Women of DePauw
This project was created on the spur of the moment through discussions with former DePauw president Brian Casey, in response to the painting of his presidential portrait and it’s future placement in Meharry hall. We created this project to counter the visual representation of the portraits in Meharry, which mostly represented former DePauw college presidents, all of whom were men.
In late June 2016 I began contacting women from a cross-section of the DePauw campus. I played a frantic game of back and forth email tag with over 40 women –- for some of you that may sound familiar. Many were traveling, some were dealing with more pressing life issues, and some just didn’t feel like being photographed- which, I sincerely understood. I photographed the women that responded to my emails, were available and were willing to be involved in the project. But as much as possible, I tried to photograph women from diverse backgrounds and to include staff, faculty and students.
These women were simply told that their photograph would be printed 40”x 60” and located in a high-profile -- but secret -- place on campus at the start of classes. They were all offered the chance to vet their photograph before it was printed. They did not always know who else was being photographed, or how they would be portrayed as a group. My sincerest thanks to them for being brave enough and generous enough to trust me and participate in this first round of photographs.
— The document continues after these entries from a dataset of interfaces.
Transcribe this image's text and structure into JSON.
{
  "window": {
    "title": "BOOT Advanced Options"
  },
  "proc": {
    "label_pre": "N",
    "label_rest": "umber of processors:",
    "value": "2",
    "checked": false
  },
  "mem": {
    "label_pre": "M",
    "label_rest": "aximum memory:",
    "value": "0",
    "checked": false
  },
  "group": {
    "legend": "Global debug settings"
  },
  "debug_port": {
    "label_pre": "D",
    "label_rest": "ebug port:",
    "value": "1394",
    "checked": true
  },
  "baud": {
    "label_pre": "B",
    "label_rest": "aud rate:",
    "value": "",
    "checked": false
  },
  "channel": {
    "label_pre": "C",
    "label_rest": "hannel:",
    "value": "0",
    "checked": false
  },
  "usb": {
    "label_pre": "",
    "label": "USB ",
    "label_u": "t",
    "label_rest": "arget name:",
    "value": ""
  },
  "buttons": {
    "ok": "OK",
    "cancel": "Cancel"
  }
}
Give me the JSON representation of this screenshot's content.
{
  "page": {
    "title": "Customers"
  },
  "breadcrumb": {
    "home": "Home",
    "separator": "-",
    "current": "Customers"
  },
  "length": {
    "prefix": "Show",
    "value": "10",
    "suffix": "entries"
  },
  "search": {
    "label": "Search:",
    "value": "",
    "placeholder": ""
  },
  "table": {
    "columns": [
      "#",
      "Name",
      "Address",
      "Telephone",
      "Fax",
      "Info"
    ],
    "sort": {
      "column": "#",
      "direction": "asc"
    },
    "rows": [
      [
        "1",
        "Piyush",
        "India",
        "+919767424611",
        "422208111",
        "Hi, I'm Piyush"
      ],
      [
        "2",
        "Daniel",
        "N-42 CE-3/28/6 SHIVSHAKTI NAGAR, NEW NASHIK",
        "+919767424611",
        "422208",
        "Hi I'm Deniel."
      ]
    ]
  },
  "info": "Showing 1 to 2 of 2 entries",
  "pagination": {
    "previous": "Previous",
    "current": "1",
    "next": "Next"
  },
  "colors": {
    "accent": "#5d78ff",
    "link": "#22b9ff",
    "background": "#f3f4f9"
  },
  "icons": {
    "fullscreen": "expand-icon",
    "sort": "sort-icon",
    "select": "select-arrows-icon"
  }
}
As a documentary photographer, my life and work are deeply enriched by connecting with the people I am privileged to photograph. While doing this project, I heard stories of both adversity and strength in relation to being a woman -- and especially a woman of color -- on this campus. I was powerfully moved by this, even in the short time I spent with each one of these women. This project has been my most humbling moment at DePauw since I arrived 17 years ago.
I would like to Share just a few of those stories-
Francoise- described how when she arrived in 1985 only one woman faculty member was a full professor and that pay was not equal between male and female colleagues- she and other women of her time were successful in fighting for equitable salaries.
Jen Everett described the challenges of motherhood and work-such as Being addressed as a pregnant body first and colleague second and Navigating cultural, institutional, and internal turbulence around breastfeeding.
Mary Bretscher said the following- Our women's sports are exemplary. That was not always the case. The women's teams often had to fight for facility space for practices and contests; and appropriate staffing. Many on campus did not respect nor understand women's athletics.
Charlene—Shrewsbury- says--The field of Law Enforcement is male dominated, at times being an African-American woman has proven to be challenging. I am honored to represent DePauw University as not only the first African-American Law Enforcement Officer in Putnam County but, the first African-American female.
I believe these women have given us a gift. They have shared their likeness to help us diversify the visual representation of what DePauw is, and who we are as people. It’s an honor to share that representation in one of the University’s historical, sacred spaces.
This summer I had the honor of photographing seventeen women from the DePauw campus. In case you don’t know them- let me introduce them- starting in the upper west corner- and moving across the balcony to the east and then down to the stage-
Jennifer Everett- Associate Professor of Philosophy- co- director of environmental affairs
Rachel Hanebutt- alum
graduated last year-major in education studies and political science—
Valeta May- Client Services Consultant for Media Services-
Anika Green- senior- political science major-
Instructional Technologist, Part Time Instructor of Music, and the Coordinator of the Music Instructional Technology Center
Deepa Prakash -
- Assistant Professor, Political Science
House director of Phi Kappa Psi
Also Taught courses in ed- studies and Formerly the director of minority affairs
Charlene Shrewsbury- Assistant Director of Public Safety
Maria Luque- Professor of Spanish
Francoise Coulant-Henderson—Professor Emerita (French).
Sarah Ryan- Director of, the Women’s Center
Merdith Brickell-Associate Professor of Art and Art History- ceramics
– junior- Bio Chem major
Jeanette Johnson-Licon—Assistant Dean of Students-
Cindy Babington-- Vice President for Admissions and Financial Aid
Christie Anderson-Registrar of University Exhibitions and Collections
Mary Bretscher --(up until July 1, 2015) -Associate Professor Kinesiology; Associate Athletic Director & Aquatics Director- also the women’s swim coach - which she started in 1974